The other day, as I was walking with a friend at lunchtime, she told me about a close friend of hers in high school who still hadn’t made the leap to Facebook. At her urging, the friend joined the social networking giant, but much to her surprise, their usual phone conversations became more and more infrequent because they “saw” each other on Facebook.
When I read the New York Times article “Antisocial Networking?” that asks how does technology affect kids’ friendships, I couldn’t help but be reminded of my friend’s story and reflect on my own friendships since the dawn of email, texting, and Facebook.
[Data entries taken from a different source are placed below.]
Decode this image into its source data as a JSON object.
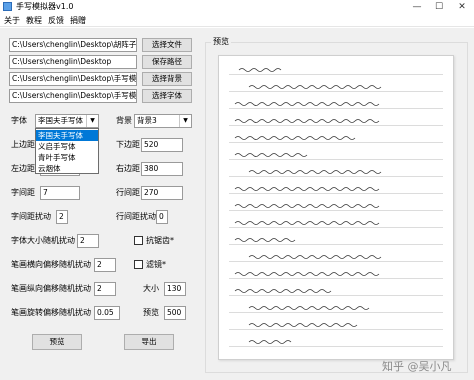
{
  "window": {
    "title": "手写模拟器v1.0",
    "controls": {
      "minimize": "—",
      "maximize": "☐",
      "close": "✕"
    }
  },
  "menu": [
    "关于",
    "教程",
    "反馈",
    "捐赠"
  ],
  "paths": [
    {
      "value": "C:\\Users\\chenglin\\Desktop\\胡阵子",
      "button": "选择文件"
    },
    {
      "value": "C:\\Users\\chenglin\\Desktop",
      "button": "保存路径"
    },
    {
      "value": "C:\\Users\\chenglin\\Desktop\\手写模",
      "button": "选择背景"
    },
    {
      "value": "C:\\Users\\chenglin\\Desktop\\手写模",
      "button": "选择字体"
    }
  ],
  "font": {
    "label": "字体",
    "selected": "李国夫手写体",
    "options": [
      "李国夫手写体",
      "义启手写体",
      "青叶手写体",
      "云烟体"
    ]
  },
  "background": {
    "label": "背景",
    "selected": "背景3"
  },
  "fields": {
    "top_margin": {
      "label": "上边距",
      "value": ""
    },
    "bottom_margin": {
      "label": "下边距",
      "value": "520"
    },
    "left_margin": {
      "label": "左边距",
      "value": ""
    },
    "right_margin": {
      "label": "右边距",
      "value": "380"
    },
    "char_spacing": {
      "label": "字间距",
      "value": "7"
    },
    "line_spacing": {
      "label": "行间距",
      "value": "270"
    },
    "char_spacing_jitter": {
      "label": "字间距扰动",
      "value": "2"
    },
    "line_spacing_jitter": {
      "label": "行间距扰动",
      "value": "0"
    },
    "font_size_jitter": {
      "label": "字体大小随机扰动",
      "value": "2"
    },
    "stroke_h_offset": {
      "label": "笔画横向偏移随机扰动",
      "value": "2"
    },
    "stroke_v_offset": {
      "label": "笔画纵向偏移随机扰动",
      "value": "2"
    },
    "stroke_rotate": {
      "label": "笔画旋转偏移随机扰动",
      "value": "0.05"
    },
    "size": {
      "label": "大小",
      "value": "130"
    },
    "preview_value": {
      "label": "预览",
      "value": "500"
    }
  },
  "checks": {
    "anti_alias": {
      "label": "抗锯齿*",
      "checked": false
    },
    "filter": {
      "label": "滤镜*",
      "checked": false
    }
  },
  "buttons": {
    "preview": "预览",
    "export": "导出"
  },
  "preview_panel": {
    "title": "预览"
  },
  "watermark": "知乎 @吴小凡"
}
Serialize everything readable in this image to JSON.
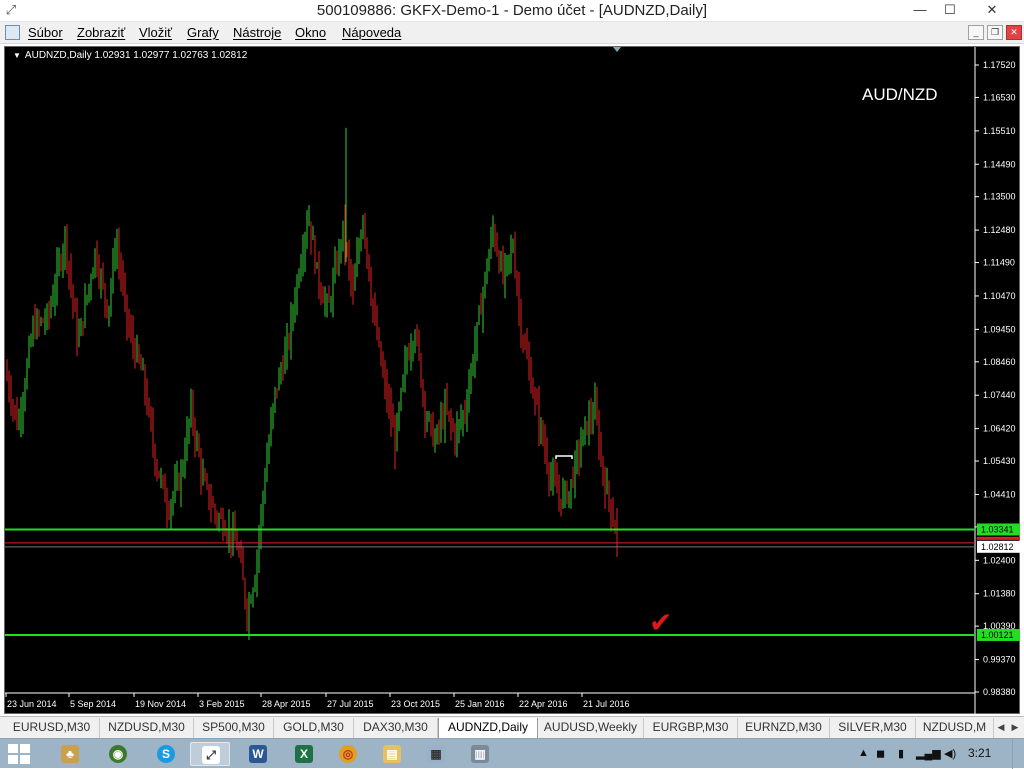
{
  "window": {
    "title": "500109886: GKFX-Demo-1 - Demo účet - [AUDNZD,Daily]",
    "controls": [
      "—",
      "☐",
      "✕"
    ]
  },
  "menu": {
    "items": [
      "Súbor",
      "Zobraziť",
      "Vložiť",
      "Grafy",
      "Nástroje",
      "Okno",
      "Nápoveda"
    ]
  },
  "chart": {
    "header": "AUDNZD,Daily  1.02931 1.02977 1.02763 1.02812",
    "pair_label": "AUD/NZD",
    "price_levels": [
      "1.17520",
      "1.16530",
      "1.15510",
      "1.14490",
      "1.13500",
      "1.12480",
      "1.11490",
      "1.10470",
      "1.09450",
      "1.08460",
      "1.07440",
      "1.06420",
      "1.05430",
      "1.04410",
      "1.03420",
      "1.02400",
      "1.01380",
      "1.00390",
      "0.99370",
      "0.98380"
    ],
    "date_labels": [
      "23 Jun 2014",
      "5 Sep 2014",
      "19 Nov 2014",
      "3 Feb 2015",
      "28 Apr 2015",
      "27 Jul 2015",
      "23 Oct 2015",
      "25 Jan 2016",
      "22 Apr 2016",
      "21 Jul 2016"
    ],
    "levels": {
      "support_upper": "1.03341",
      "current": "1.02812",
      "support_lower": "1.00121"
    },
    "colors": {
      "background": "#000000",
      "bull": "#33cc33",
      "bear": "#e02020",
      "level_line": "#22dd22",
      "bid_line": "#e02020",
      "text": "#ffffff"
    },
    "check_mark": "✔"
  },
  "tabs": [
    {
      "label": "EURUSD,M30"
    },
    {
      "label": "NZDUSD,M30"
    },
    {
      "label": "SP500,M30"
    },
    {
      "label": "GOLD,M30"
    },
    {
      "label": "DAX30,M30"
    },
    {
      "label": "AUDNZD,Daily",
      "active": true
    },
    {
      "label": "AUDUSD,Weekly"
    },
    {
      "label": "EURGBP,M30"
    },
    {
      "label": "EURNZD,M30"
    },
    {
      "label": "SILVER,M30"
    },
    {
      "label": "NZDUSD,M"
    }
  ],
  "taskbar": {
    "clock": "3:21",
    "icons": [
      "windows-start-icon",
      "games-icon",
      "shield-icon",
      "skype-icon",
      "outlook-icon",
      "metatrader-icon",
      "word-icon",
      "excel-icon",
      "chrome-icon",
      "explorer-icon",
      "calculator-icon"
    ]
  }
}
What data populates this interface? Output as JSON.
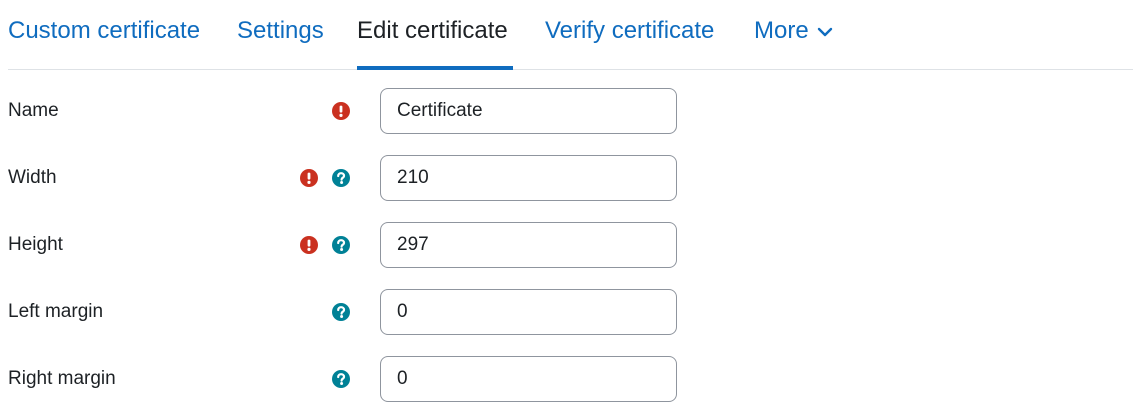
{
  "tabs": [
    {
      "label": "Custom certificate",
      "active": false
    },
    {
      "label": "Settings",
      "active": false
    },
    {
      "label": "Edit certificate",
      "active": true
    },
    {
      "label": "Verify certificate",
      "active": false
    },
    {
      "label": "More",
      "active": false
    }
  ],
  "colors": {
    "link": "#0f6cbf",
    "required": "#ca3120",
    "help": "#008196",
    "text": "#1d2125",
    "border": "#8f959e"
  },
  "form": {
    "fields": [
      {
        "label": "Name",
        "value": "Certificate",
        "required": true,
        "help": false
      },
      {
        "label": "Width",
        "value": "210",
        "required": true,
        "help": true
      },
      {
        "label": "Height",
        "value": "297",
        "required": true,
        "help": true
      },
      {
        "label": "Left margin",
        "value": "0",
        "required": false,
        "help": true
      },
      {
        "label": "Right margin",
        "value": "0",
        "required": false,
        "help": true
      }
    ]
  },
  "icons": {
    "required": "exclamation-circle-icon",
    "help": "question-circle-icon",
    "more": "chevron-down-icon"
  }
}
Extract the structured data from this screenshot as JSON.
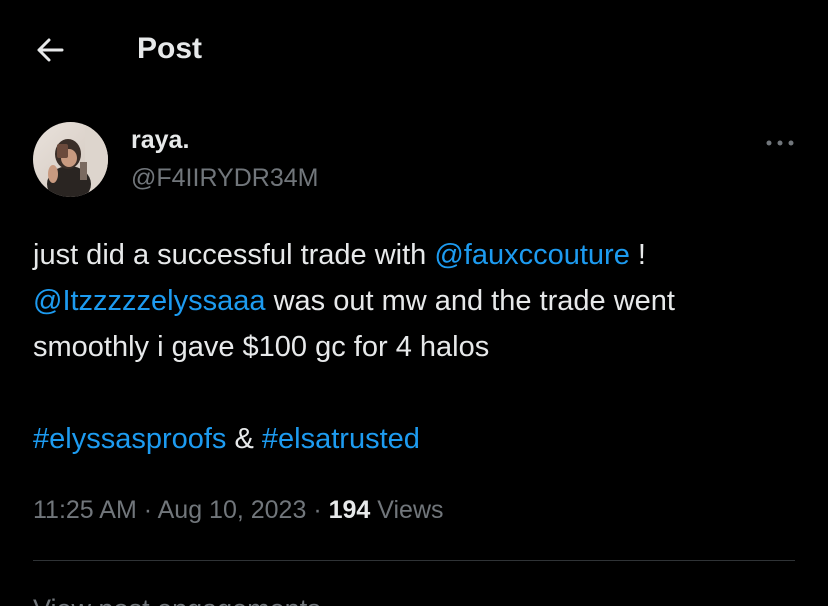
{
  "header": {
    "title": "Post",
    "back_icon": "arrow-left-icon"
  },
  "author": {
    "display_name": "raya.",
    "handle": "@F4IIRYDR34M",
    "avatar_icon": "avatar-photo"
  },
  "tweet": {
    "line1": {
      "text_before": "just did a successful trade with ",
      "mention": "@fauxccouture",
      "text_after": " !"
    },
    "line2": {
      "mention": "@Itzzzzzelyssaaa",
      "text_after": " was out mw and the trade went"
    },
    "line3": "smoothly i gave $100 gc for 4 halos",
    "hashtags": {
      "first": "#elyssasproofs",
      "separator": " & ",
      "second": "#elsatrusted"
    }
  },
  "meta": {
    "time": "11:25 AM",
    "dot1": " · ",
    "date": "Aug 10, 2023",
    "dot2": " · ",
    "views_count": "194",
    "views_label": " Views"
  },
  "engagements": {
    "label": "View post engagements"
  },
  "colors": {
    "background": "#000000",
    "link": "#1d9bf0",
    "text": "#e7e9ea",
    "muted": "#71767b",
    "divider": "#2f3336"
  }
}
The trajectory of social media, particularly Facebook, coincided with the birth of my daughter, so I can’t tell if I talk on the phone less because I Facebook or instant message (IM) friends more, or because my almost three-year-old daughter sees it as a personal affront if I do not spend every waking minute fixated on her. But I do talk on the phone a lot less. Gone are the marathon conversations with my girlfriends. They’ve been replaced with smiley faces in emails, uploaded images to online albums, and a status update. Not exactly fulfilling or deep or meaningful, but they get the job done.
Maybe it’s because I’m so much more guarded about my time. If I have two hours at night, as a working parent, I might decide to (gasp!) do absolutely nothing, paint my toenails, or catch an episode of Top Chef rather than engage in a conversation with another adult.
Does this mean I’ll lose my mojo? Sometimes I have flashbacks to entering the middle school cafeteria for the first time: Who will I sit with? What will I say? Am I even capable of sustaining a decent conversation?
My grand answer: I think so.
When I look at how I use social media now, it’s not a substitute for an actual conversation, but rather a starting point. I can look at a friend’s status about what a lousy day she’s having or about something hilarious that his son said, and when I grab coffee or lunch with that person, follow up: “Hey, I saw your post about X. What’s up with that?” I use IM to set up lunch dates with girlfriends or quickly ask when she might be home so I can call her.
Of course, this doesn’t mean I won’t worry about technology warping my daughter’s social skills when she’s old enough to stop pretending a banana is cell phone and ask for a real one.
This is an original DC Metro Moms post. EvonneY also blogs about navigating the fine balance between self, mother, and wife at Arlington Mama. PHOTO: http://www.flickr.com/photos/bengsoon/ / CC BY 2.0